      Brazil                               41         43         44           72        86        107        134        174            5.2
      Other                                25         27         28           27        26         27         33         37            1.1
     Total Non-OECD                     7,482      7,985      8,618      10,721     11,349     12,626      13,961   15,181             2.1
 Total World                           11,904     12,503    13,049       14,750     15,420     16,834      18,234   19,584             1.5
 a
  Includes the 50 States and the District of Columbia.
 Sources: History: U.S. Energy Information Administration (EIA), International Energy Statistics database (as of March 2011), website www.eia.gov/
 ies.

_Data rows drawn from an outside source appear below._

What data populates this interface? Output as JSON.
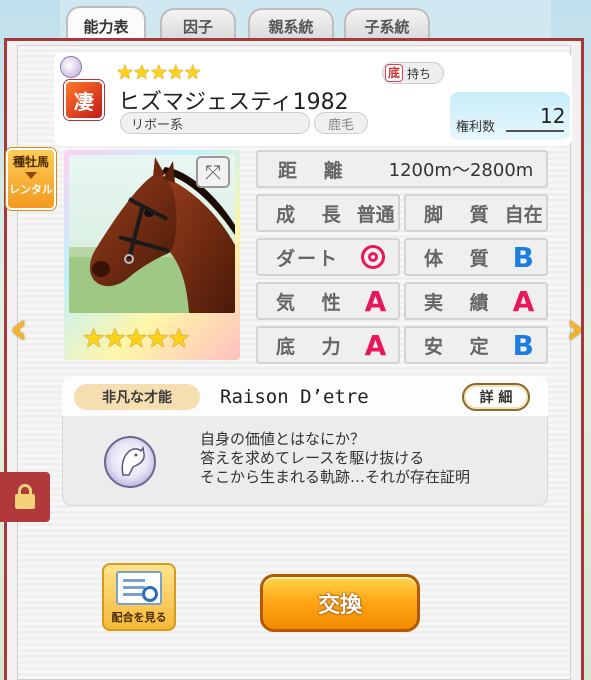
{
  "tabs": [
    "能力表",
    "因子",
    "親系統",
    "子系統"
  ],
  "header": {
    "stars": "★★★★★",
    "trait_kanji": "底",
    "trait_label": "持ち",
    "rank_kanji": "凄",
    "horse_name": "ヒズマジェスティ1982",
    "lineage": "リボー系",
    "coat_color": "鹿毛",
    "rights_label": "権利数",
    "rights_value": "12"
  },
  "stallion_tag": {
    "line1": "種牡馬",
    "line2": "レンタル"
  },
  "portrait": {
    "stars": "★★★★★",
    "expand_icon": "expand-icon"
  },
  "stats": {
    "distance_label": "距 離",
    "distance_value": "1200m〜2800m",
    "growth_label": "成 長",
    "growth_value": "普通",
    "leg_label": "脚 質",
    "leg_value": "自在",
    "dirt_label": "ダート",
    "dirt_value": "◎",
    "body_label": "体 質",
    "body_value": "B",
    "temper_label": "気 性",
    "temper_value": "A",
    "record_label": "実 績",
    "record_value": "A",
    "power_label": "底 力",
    "power_value": "A",
    "stability_label": "安 定",
    "stability_value": "B"
  },
  "skill": {
    "tag": "非凡な才能",
    "name": "Raison D’etre",
    "detail_button": "詳 細",
    "desc_line1": "自身の価値とはなにか？",
    "desc_line2": "答えを求めてレースを駆け抜ける",
    "desc_line3": "そこから生まれる軌跡…それが存在証明"
  },
  "buttons": {
    "breeding": "配合を見る",
    "exchange": "交換"
  },
  "colors": {
    "grade_A": "#e8175d",
    "grade_B": "#1b7de0",
    "panel_border": "#a63a3a",
    "exchange_button": "#ffa515"
  }
}
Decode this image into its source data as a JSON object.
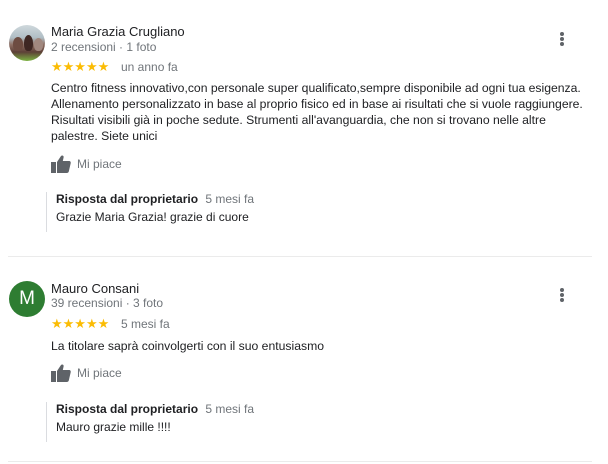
{
  "reviews": [
    {
      "name": "Maria Grazia Crugliano",
      "meta": "2 recensioni · 1 foto",
      "stars": "★★★★★",
      "date": "un anno fa",
      "text": "Centro fitness innovativo,con personale super qualificato,sempre disponibile ad ogni tua esigenza. Allenamento personalizzato in base al proprio fisico ed in base ai risultati che si vuole raggiungere. Risultati visibili già in poche sedute. Strumenti all'avanguardia, che non si trovano nelle altre palestre. Siete unici",
      "like_label": "Mi piace",
      "reply": {
        "owner_label": "Risposta dal proprietario",
        "date": "5 mesi fa",
        "text": "Grazie Maria Grazia! grazie di cuore"
      }
    },
    {
      "avatar_letter": "M",
      "name": "Mauro Consani",
      "meta": "39 recensioni · 3 foto",
      "stars": "★★★★★",
      "date": "5 mesi fa",
      "text": "La titolare saprà coinvolgerti con il suo entusiasmo",
      "like_label": "Mi piace",
      "reply": {
        "owner_label": "Risposta dal proprietario",
        "date": "5 mesi fa",
        "text": "Mauro grazie mille !!!!"
      }
    }
  ],
  "colors": {
    "star": "#fbbc04",
    "avatar_green": "#2e7d32",
    "muted_text": "#70757a"
  },
  "icons": [
    "more-vert-icon",
    "thumb-up-icon"
  ]
}
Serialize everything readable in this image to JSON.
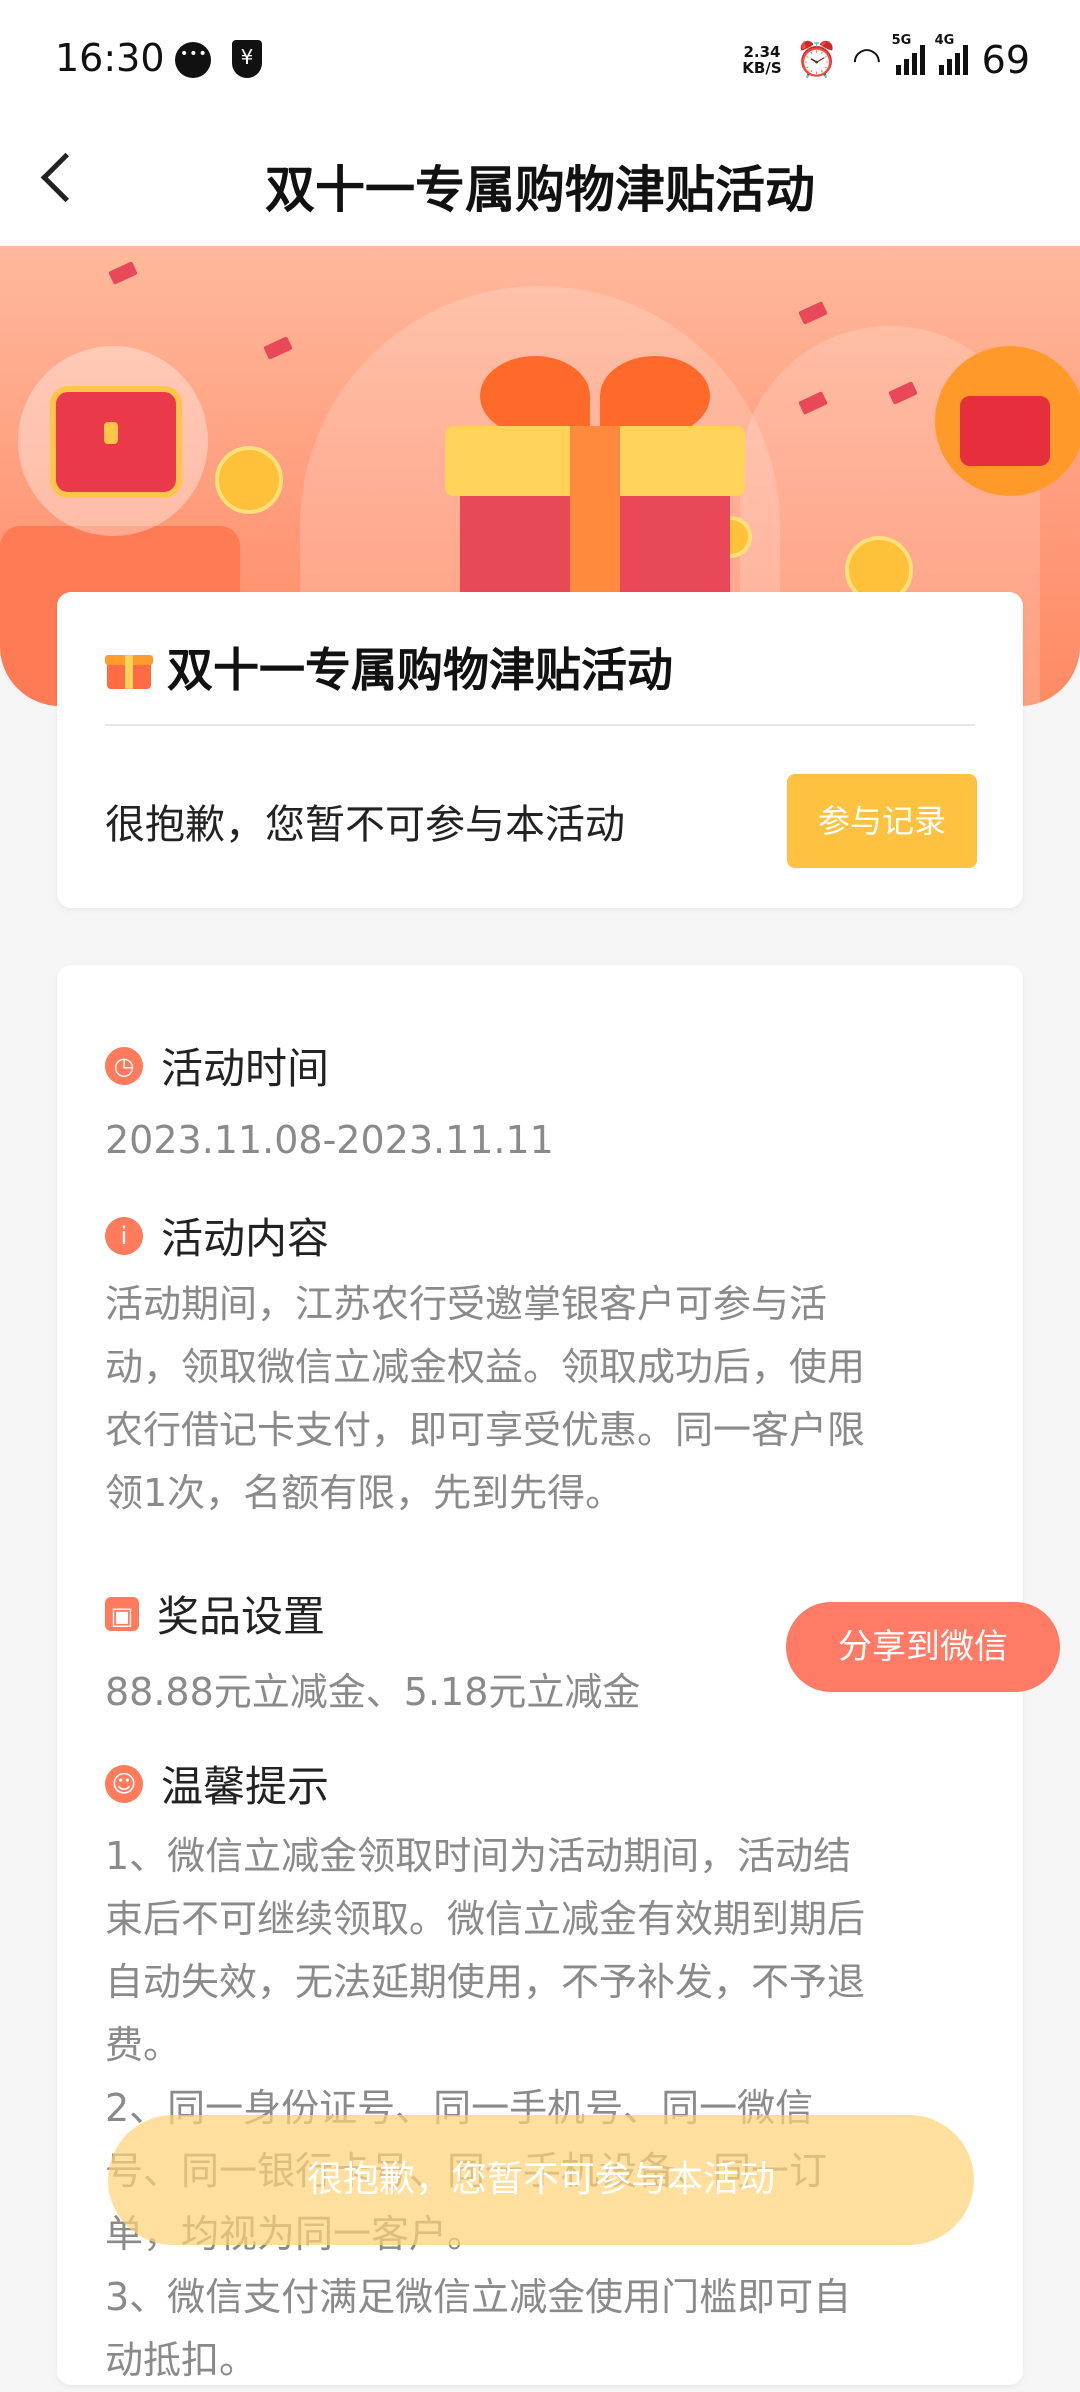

Projections: EIA, Annual Energy Outlook 2011, DOE/EIA-0383(2011), AEO2011 National Energy Modeling System, run REF2011.D020911A, website
 www.eia.gov/aeo, and World Energy Projection System Plus (2011).




170                           U.S. Energy Information Administration | International Energy Outlook 2011
                                                                                                                   Reference case projections
Table A14. World population by region, Reference case, 2006-2035
(Millions)
                                                History                                    Projections                       Average annual
                                                                                                                             percent change,
Region                                2006       2007      2008         2015       2020      2025        2030      2035        2008-2035
OECD
    OECD Americas                       455        459       464          495       518        540        562       582             0.9
     United Statesa                     299        302       305          326       342        358        374       390             0.9
     Canada                              33         33         33          36         38        40         42         43            1.0
     Mexico/Chile                       123        124       125          133       138        142        146       149             0.6
    OECD Europe                         538        541       544          560       567        573        577       580             0.2
    OECD Asia                           200        201       201          203       202        201        199       196            -0.1-
     Japan                              128        128       128          126       124        122        119        116           -0.4-
     South Korea                         48         48         48          49         49        49         49         48            0.0
     Australia/NewZealand                25         25         25          27         28        30         31         32            0.8
    Total OECD                        1,193      1,201     1,209        1,257     1,287      1,314       1,338    1,358             0.4
Non-OECD
    Non-OECD Europe and Eurasia         341        340       340          338       336        333        329       324            -0.2-
     Russia                             143        142       141          138       135        132        129       125            -0.4-
     Other                              198        198       199          200       200        201        200       198             0.0
    Non-OECD Asia                     3,487      3,526     3,565        3,840     4,021      4,175       4,300    4,400             0.8
     China                            1,314      1,321     1,328        1,385     1,419      1,441       1,451    1,450             0.3
     India                            1,148      1,165     1,181        1,294     1,367      1,431       1,485    1,528             1.0
     Other                            1,025      1,040     1,055        1,162     1,234      1,302       1,365    1,422             1.1
    Middle East                         196        200       205          234       255        275        293        311            1.6
    Africa                              921        941       961        1,101     1,202      1,302